In the Large Helical Device (LHD) a new “abrupt” phenomenon of plasma has been discovered. In this phenomenon, inside a high-temperature plasma “abrupt”ly a wave with a large amplitude is generated. Further, we have succeeded in clarifying the mechanism of this phenomenon. Here, we introduce research in this new phenomenon.
In order to achieve fusion energy it is necessary to stabilize and confine high-temperature, high-density plasma. However, because a plasma is an aggregation of numerous ions and electrons, similar to a fluid such as water which is an aggregation of water molecules, inside a plasma various waves are generated. Depending upon the wave generated, the energy and plasma particles escape to outside the plasma, and the temperature and the density fall. For that reason, we are advancing with research for understanding under what conditions are what types of waves generated inside a plasma.

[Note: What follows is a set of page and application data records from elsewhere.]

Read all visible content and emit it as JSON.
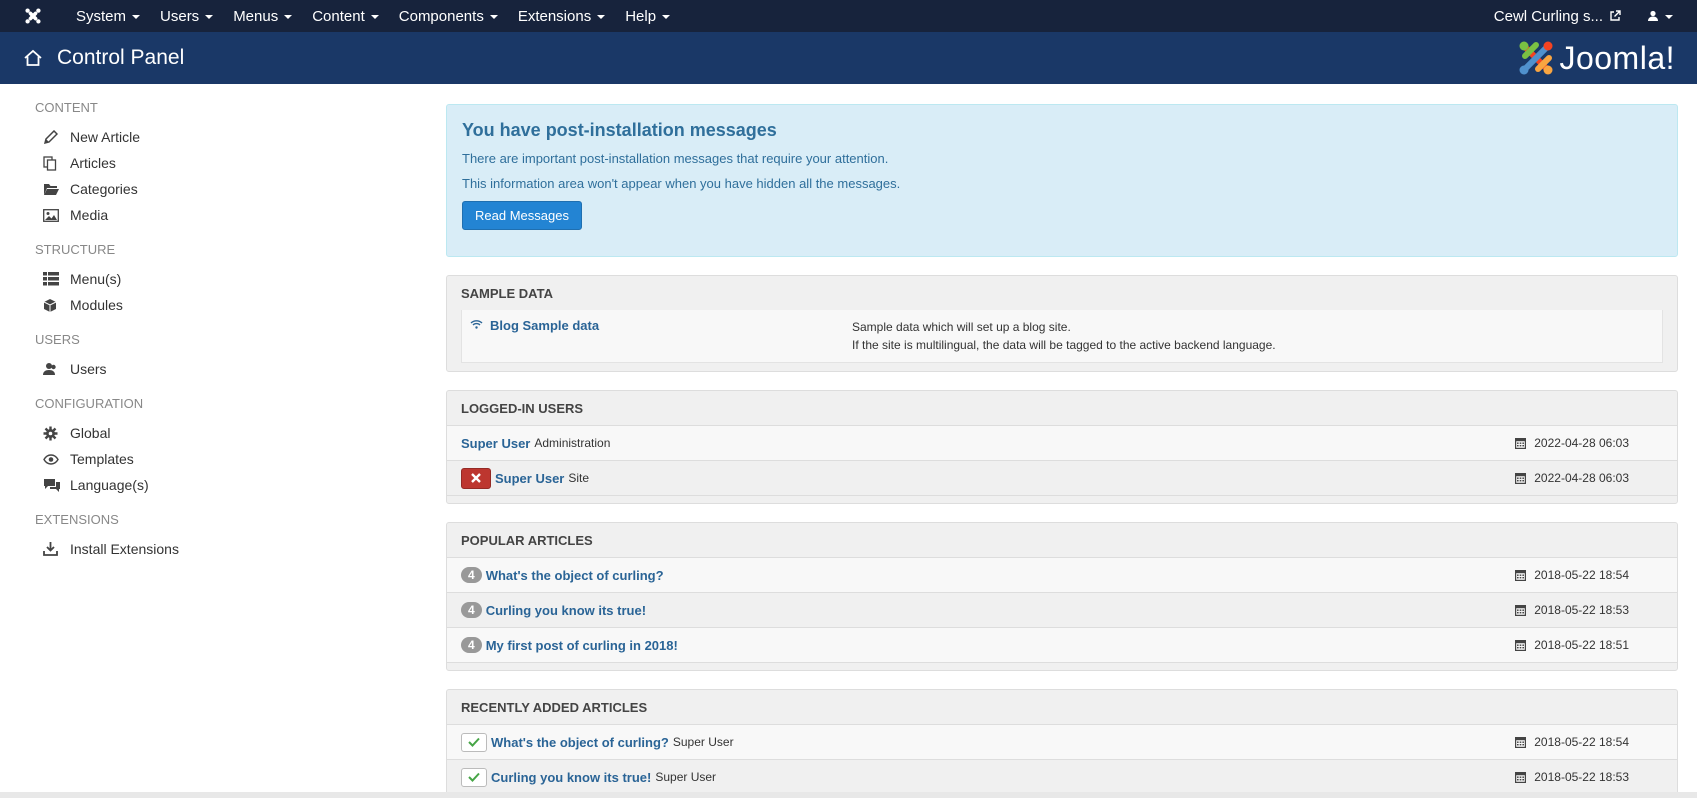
{
  "navbar": {
    "menu": [
      "System",
      "Users",
      "Menus",
      "Content",
      "Components",
      "Extensions",
      "Help"
    ],
    "site_name": "Cewl Curling s..."
  },
  "header": {
    "title": "Control Panel",
    "brand": "Joomla!"
  },
  "sidebar": {
    "sections": [
      {
        "title": "CONTENT",
        "items": [
          {
            "label": "New Article",
            "icon": "pencil-icon"
          },
          {
            "label": "Articles",
            "icon": "copy-icon"
          },
          {
            "label": "Categories",
            "icon": "folder-open-icon"
          },
          {
            "label": "Media",
            "icon": "image-icon"
          }
        ]
      },
      {
        "title": "STRUCTURE",
        "items": [
          {
            "label": "Menu(s)",
            "icon": "list-icon"
          },
          {
            "label": "Modules",
            "icon": "cube-icon"
          }
        ]
      },
      {
        "title": "USERS",
        "items": [
          {
            "label": "Users",
            "icon": "users-icon"
          }
        ]
      },
      {
        "title": "CONFIGURATION",
        "items": [
          {
            "label": "Global",
            "icon": "cog-icon"
          },
          {
            "label": "Templates",
            "icon": "eye-icon"
          },
          {
            "label": "Language(s)",
            "icon": "comments-icon"
          }
        ]
      },
      {
        "title": "EXTENSIONS",
        "items": [
          {
            "label": "Install Extensions",
            "icon": "download-icon"
          }
        ]
      }
    ]
  },
  "alert": {
    "heading": "You have post-installation messages",
    "line1": "There are important post-installation messages that require your attention.",
    "line2": "This information area won't appear when you have hidden all the messages.",
    "button": "Read Messages"
  },
  "sample_data": {
    "title": "SAMPLE DATA",
    "item_label": "Blog Sample data",
    "desc1": "Sample data which will set up a blog site.",
    "desc2": "If the site is multilingual, the data will be tagged to the active backend language."
  },
  "logged_in": {
    "title": "LOGGED-IN USERS",
    "rows": [
      {
        "user": "Super User",
        "client": "Administration",
        "date": "2022-04-28 06:03"
      },
      {
        "user": "Super User",
        "client": "Site",
        "date": "2022-04-28 06:03"
      }
    ]
  },
  "popular": {
    "title": "POPULAR ARTICLES",
    "rows": [
      {
        "hits": "4",
        "title": "What's the object of curling?",
        "date": "2018-05-22 18:54"
      },
      {
        "hits": "4",
        "title": "Curling you know its true!",
        "date": "2018-05-22 18:53"
      },
      {
        "hits": "4",
        "title": "My first post of curling in 2018!",
        "date": "2018-05-22 18:51"
      }
    ]
  },
  "recent": {
    "title": "RECENTLY ADDED ARTICLES",
    "rows": [
      {
        "title": "What's the object of curling?",
        "author": "Super User",
        "date": "2018-05-22 18:54"
      },
      {
        "title": "Curling you know its true!",
        "author": "Super User",
        "date": "2018-05-22 18:53"
      }
    ]
  }
}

In the LHD, in order to investigate the waves that are generated inside a plasma, in observing “geodesic acoustic waves,” which are one type of sound wave, we discovered the new phenomenon in which a wave typically thought not to be generated abruptly was generated accompanying a large amplitude. Upon closely investigating the experimental data, we learned that when the frequency of the wave originally being observed reaches a certain value, abruptly the wave with one-half of the frequency increases. That is, the wave originally present became the cause, and when that stimulus exceeded a certain level the wave that was thought would not be generated unexpectedly was generated as a large amplitude wave.

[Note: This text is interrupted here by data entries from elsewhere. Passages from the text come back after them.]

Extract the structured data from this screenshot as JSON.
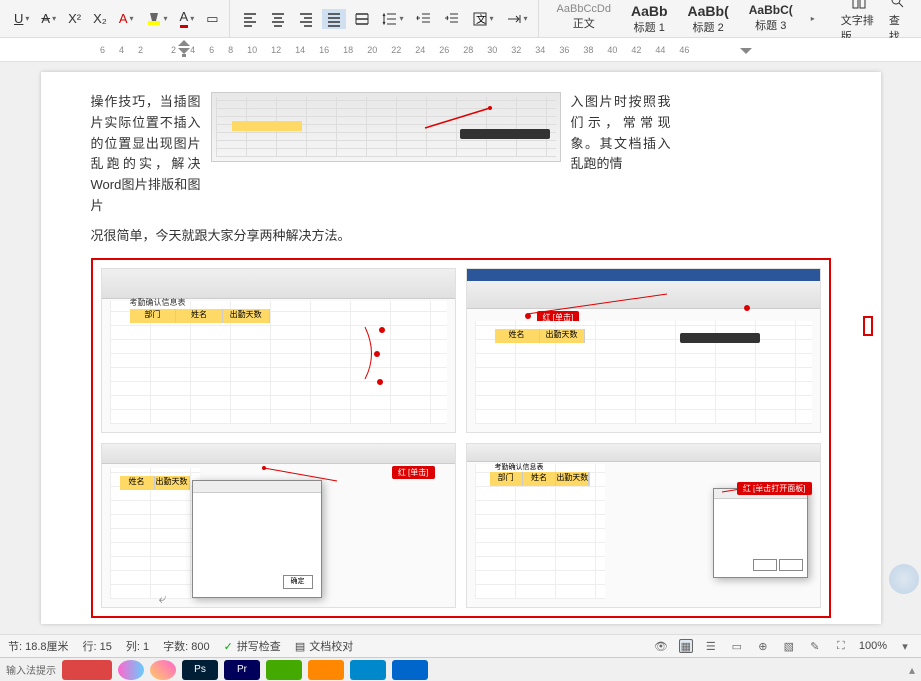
{
  "ribbon": {
    "underline": "U",
    "strike": "A",
    "superscript": "X²",
    "subscript": "X₂",
    "font_a": "A",
    "border_icon": "▭",
    "text_layout": "文字排版",
    "find": "查找"
  },
  "styles": {
    "s0": {
      "preview": "AaBbCcDd",
      "name": "正文"
    },
    "s1": {
      "preview": "AaBb",
      "name": "标题 1"
    },
    "s2": {
      "preview": "AaBb(",
      "name": "标题 2"
    },
    "s3": {
      "preview": "AaBbC(",
      "name": "标题 3"
    }
  },
  "ruler": {
    "marks": [
      "6",
      "4",
      "2",
      "",
      "2",
      "4",
      "6",
      "8",
      "10",
      "12",
      "14",
      "16",
      "18",
      "20",
      "22",
      "24",
      "26",
      "28",
      "30",
      "32",
      "34",
      "36",
      "38",
      "40",
      "42",
      "44",
      "46"
    ]
  },
  "document": {
    "left_text": "操作技巧，当插图片实际位置不插入的位置显出现图片乱跑的实，解决 Word图片排版和图片",
    "right_text": "入图片时按照我们示，常常现象。其文档插入乱跑的情",
    "final_line": "况很简单，今天就跟大家分享两种解决方法。",
    "mini_headers": {
      "h1": "部门",
      "h2": "姓名",
      "h3": "出勤天数"
    },
    "mini_label_kq": "考勤确认信息表",
    "mini_badge_1": "红 [单击]",
    "mini_badge_2": "红 [单击打开面板]"
  },
  "status": {
    "page_marker": "⤶",
    "distance": "节: 18.8厘米",
    "line": "行: 15",
    "col": "列: 1",
    "words": "字数: 800",
    "spell": "拼写检查",
    "proof": "文档校对",
    "zoom": "100%"
  },
  "taskbar": {
    "input_label": "输入法提示"
  }
}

Here, in order to consider the mechanism by which the wave was generated, please recall rolling a ball in a valley or on a mountain. In the valley, when one rolls the ball, it merely rolls back and forth. Considering the changing of the placement of the ball as the wave amplitude, the wave amplitude is small and stable. On the other hand, when made to move but slightly the ball on a mountain will roll downhill from the summit. This is unstable resembling the condition in which the wave amplitude rapidly grows. If the mountain summit is concave, what happens then? The ball is stable when in the concave area. But when somehow released from the concave area the ball will suddenly roll downhill. In this way, we call this situation in which the stimulus from outside exceeds a certain level and abruptly becomes unstable a “subcritical instability.” To date, subcritical instability has been identified theoretically as a candidate for causing this abrupt phenomenon.

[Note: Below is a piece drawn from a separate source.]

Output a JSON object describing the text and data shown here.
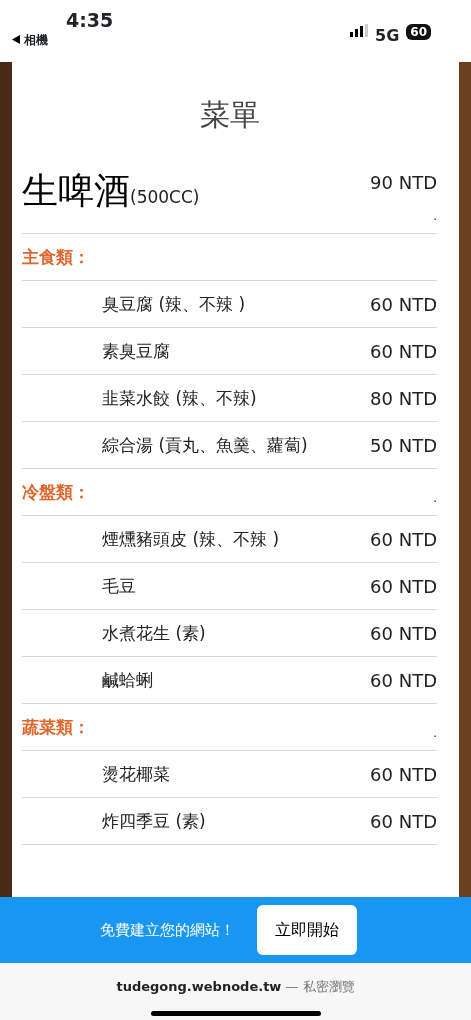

In joint research with Kyushu University, for this newly discovered phenomenon we have developed a new theoretical model based upon subcritical instability. When we have undertaken a computer simulation based upon this, we have succeeded well in reproducing the experimental results. In this way, we have discovered heretofore unknown abrupt-wave-excitation phenomena, and we have succeeded in clarifying those mechanisms. Further, we were able to indicate that the subcritical instability, which heretofore was known only as theory, actually exists in a high-temperature plasma. Currently, we are investigating what types of influence this abrupt phenomenon has upon the confinement of high-temperature, high-density plasmas.
These results are expected to contribute to a broad range of research topics. The abrupt phenomena have been observed not only in LHD plasma but also in plasmas in other devices. In the tokamak experimental device, which is one of the methods for the confinement of fusion plasma, in the short time of approximately 1 millisecond there occurs the abrupt phenomenon in which the plasma disappears. Further, regarding the abrupt phenomenon of space plasma, there is the solar flare. Predicting the generation of this phenomenon is an important issue. However, this problem of why does sudden generation occur remains unsolved after many years of discussion. The subcritical instability which the LHD proved exists may be a link to solving this issue.